Time for chains?

Christina O'Haver, The Union Democrat /

Mother Lode residents looking to make extra cash this winter might want to consider becoming chain installers.

Caltrans is holding an orientation class for applicants next month - the first step to receiving an encroachment permit to install chains on vehicles along highways 4, 88, 89, 108, 120 and 207 in Tuolumne, Calaveras, Amador and Alpine counties.

Chain installers are self-employed or employed by private agencies, and stationed along highways to assist motorists with installing, removing and repairing chains and cables.

"The majority of people don't want to get out of their nice warm cars and you don't blame them," said local chain installer Mitch Wilson.

Although they are not employed by the state, workers must receive permits and identification bibs through Caltrans.

Fifteen bibs will be issued for each highway, with one bib per district per highway, according to Caltrans spokeswoman Angela DaPrato.

Highway 4 and Highway 108 are the most popular spots for chain installers, and more are needed on Highway 88, DaPrato said.

Wilson, a Sonora resident, has been installing chains since 1996 as a way to supplement his income when his carpentry work slows down in the winter.

He sets his own schedule, typically working from 7 a.m. until about 5 p.m. to catch peak ski traffic.

He said rates usually run around $30 for installation and $20 for removal, but it varies depending on the vehicle -service for an 18-wheeler will cost more than service for a sedan.

However, chain installers will tend to school buses for free, according to Wilson.

Each chain installer must purchase a new permit every year, which costs $160. Bibs are $40 but only need to be replaced if they are worn out, Wilson said.

Returning chain installers with no violations are not required to attend the orientation and take the written and performance exam each year, according to Caltrans.

They can schedule an appointment to pick up their permits from the Caltrans Maintenance Office at 98 S. Main St., in Angels Camp by calling 736-0187.

New applicants can call the same number to sign up for the class and exam, which will be held at 9 a.m. on Wednesday, Nov. 14, at the Caltrans Maintenance Office. Successful applicants can pick up their permits immediately after the test.

Calaveras County requires a business license for all applicants interested in working on Highway 4. It can be obtained through the Calaveras County Tax Collector's Office in the Government Center at 891 Mountain Ranch Road in San Andreas.

Wilson said installing chains in the snow can be hard work but he doesn't mind.

"We want to be out there," he said. "If you can't take the cold, you're not going to be out there. You're out there in the elements."

Contact Christina O'Haver at cohaver@uniondemocrat.com or 588-4526.
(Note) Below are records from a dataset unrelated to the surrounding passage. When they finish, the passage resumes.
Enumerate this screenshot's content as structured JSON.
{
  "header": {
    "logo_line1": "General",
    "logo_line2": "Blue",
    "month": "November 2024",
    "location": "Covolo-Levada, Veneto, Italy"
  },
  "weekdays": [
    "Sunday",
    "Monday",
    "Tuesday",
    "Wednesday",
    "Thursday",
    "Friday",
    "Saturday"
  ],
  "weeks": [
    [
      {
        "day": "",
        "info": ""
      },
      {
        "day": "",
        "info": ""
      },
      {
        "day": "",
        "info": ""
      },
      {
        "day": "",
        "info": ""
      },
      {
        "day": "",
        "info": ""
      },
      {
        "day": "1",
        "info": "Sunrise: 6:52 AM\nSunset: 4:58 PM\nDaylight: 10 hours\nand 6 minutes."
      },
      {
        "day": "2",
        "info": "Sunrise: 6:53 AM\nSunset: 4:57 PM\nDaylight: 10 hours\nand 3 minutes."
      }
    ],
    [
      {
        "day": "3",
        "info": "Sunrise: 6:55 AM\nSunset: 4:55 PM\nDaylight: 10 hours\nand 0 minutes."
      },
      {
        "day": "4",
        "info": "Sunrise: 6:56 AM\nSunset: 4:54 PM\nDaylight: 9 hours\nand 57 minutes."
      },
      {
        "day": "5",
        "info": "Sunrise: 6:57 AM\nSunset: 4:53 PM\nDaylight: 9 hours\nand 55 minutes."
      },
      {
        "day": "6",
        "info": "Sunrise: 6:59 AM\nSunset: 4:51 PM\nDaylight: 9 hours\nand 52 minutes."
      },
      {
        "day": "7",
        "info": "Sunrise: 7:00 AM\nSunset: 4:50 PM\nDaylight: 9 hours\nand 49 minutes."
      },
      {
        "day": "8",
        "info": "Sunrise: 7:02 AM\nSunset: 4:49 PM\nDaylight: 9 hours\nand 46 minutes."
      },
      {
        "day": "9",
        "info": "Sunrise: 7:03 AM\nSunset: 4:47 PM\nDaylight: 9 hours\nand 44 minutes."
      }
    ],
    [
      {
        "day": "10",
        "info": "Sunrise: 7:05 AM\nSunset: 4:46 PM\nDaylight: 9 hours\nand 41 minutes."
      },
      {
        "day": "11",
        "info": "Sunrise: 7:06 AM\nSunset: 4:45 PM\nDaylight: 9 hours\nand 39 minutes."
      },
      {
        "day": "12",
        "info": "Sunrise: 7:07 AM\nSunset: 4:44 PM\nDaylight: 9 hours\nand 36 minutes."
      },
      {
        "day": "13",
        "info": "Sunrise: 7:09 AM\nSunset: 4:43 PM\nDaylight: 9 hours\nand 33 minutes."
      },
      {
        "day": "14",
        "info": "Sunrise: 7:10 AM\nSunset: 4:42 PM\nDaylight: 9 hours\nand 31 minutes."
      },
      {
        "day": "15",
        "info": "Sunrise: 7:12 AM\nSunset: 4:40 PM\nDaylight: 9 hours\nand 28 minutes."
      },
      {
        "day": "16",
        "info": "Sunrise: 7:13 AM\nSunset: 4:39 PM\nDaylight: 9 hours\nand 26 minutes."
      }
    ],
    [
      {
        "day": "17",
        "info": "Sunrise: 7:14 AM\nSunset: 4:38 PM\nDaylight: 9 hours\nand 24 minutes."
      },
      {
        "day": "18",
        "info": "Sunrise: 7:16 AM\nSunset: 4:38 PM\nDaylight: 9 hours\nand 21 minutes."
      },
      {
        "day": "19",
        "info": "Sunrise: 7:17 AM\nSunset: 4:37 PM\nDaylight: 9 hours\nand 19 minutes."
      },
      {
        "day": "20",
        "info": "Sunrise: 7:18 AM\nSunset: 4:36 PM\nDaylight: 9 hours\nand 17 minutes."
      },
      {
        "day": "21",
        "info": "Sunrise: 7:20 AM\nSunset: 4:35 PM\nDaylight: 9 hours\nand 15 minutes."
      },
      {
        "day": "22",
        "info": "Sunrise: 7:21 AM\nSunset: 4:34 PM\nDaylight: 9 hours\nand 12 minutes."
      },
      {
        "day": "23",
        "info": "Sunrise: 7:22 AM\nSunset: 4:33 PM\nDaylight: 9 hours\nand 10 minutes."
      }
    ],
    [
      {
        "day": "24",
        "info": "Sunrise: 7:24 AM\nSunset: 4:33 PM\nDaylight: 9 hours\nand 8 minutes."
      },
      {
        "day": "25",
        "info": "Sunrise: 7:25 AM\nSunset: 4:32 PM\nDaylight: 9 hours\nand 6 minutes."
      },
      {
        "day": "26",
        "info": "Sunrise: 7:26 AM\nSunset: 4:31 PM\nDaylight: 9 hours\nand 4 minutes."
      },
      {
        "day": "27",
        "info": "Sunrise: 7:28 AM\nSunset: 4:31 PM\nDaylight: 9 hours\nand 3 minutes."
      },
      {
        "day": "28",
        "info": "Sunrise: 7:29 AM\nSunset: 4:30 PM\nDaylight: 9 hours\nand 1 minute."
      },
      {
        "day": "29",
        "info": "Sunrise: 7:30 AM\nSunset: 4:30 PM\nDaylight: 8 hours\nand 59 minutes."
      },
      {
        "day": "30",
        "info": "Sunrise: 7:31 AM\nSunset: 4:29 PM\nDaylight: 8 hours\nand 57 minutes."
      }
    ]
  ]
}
The Union Democrat
This image is copyrighted.

Reach all of Sonora, Calaveras County, Tuolumne, Angels Camp, Twain Harte, & Jamestown with your items to sell.

Ads appear Online and in Print

View Classifieds Place an Ad

Connect with The Union Democrat

Union Democrat Newsstand

Friday May 27, 2016

Read digital interactive editions of our publications

Read Today's Edition Take A Tour

More Publications by The Union Democrat

View All Publications
Homelessness, high school and the Butte Fire


Cole Baisch arrived at Calaveras High School around lunchtime as the sky ... more

Sheriff’s deputies respond to alarm at Sonora KFC


Tuolumne County sheriff’s deputies responded with guns drawn to a holdup alarm ... more

Avalon Care Center fined for patient death


Avalon Care Center in Sonora has been fined $80,000 by the California ... more

UPDATE: Probe begins in Don Pedro fire


Investigators began sifting through the rubble of the Don Pedro Recreation Agency ... more

Deputies visit schools, build community ties


You would think Tuolumne County Sheriff’s Deputy Nate Yorston was Santa Claus ... more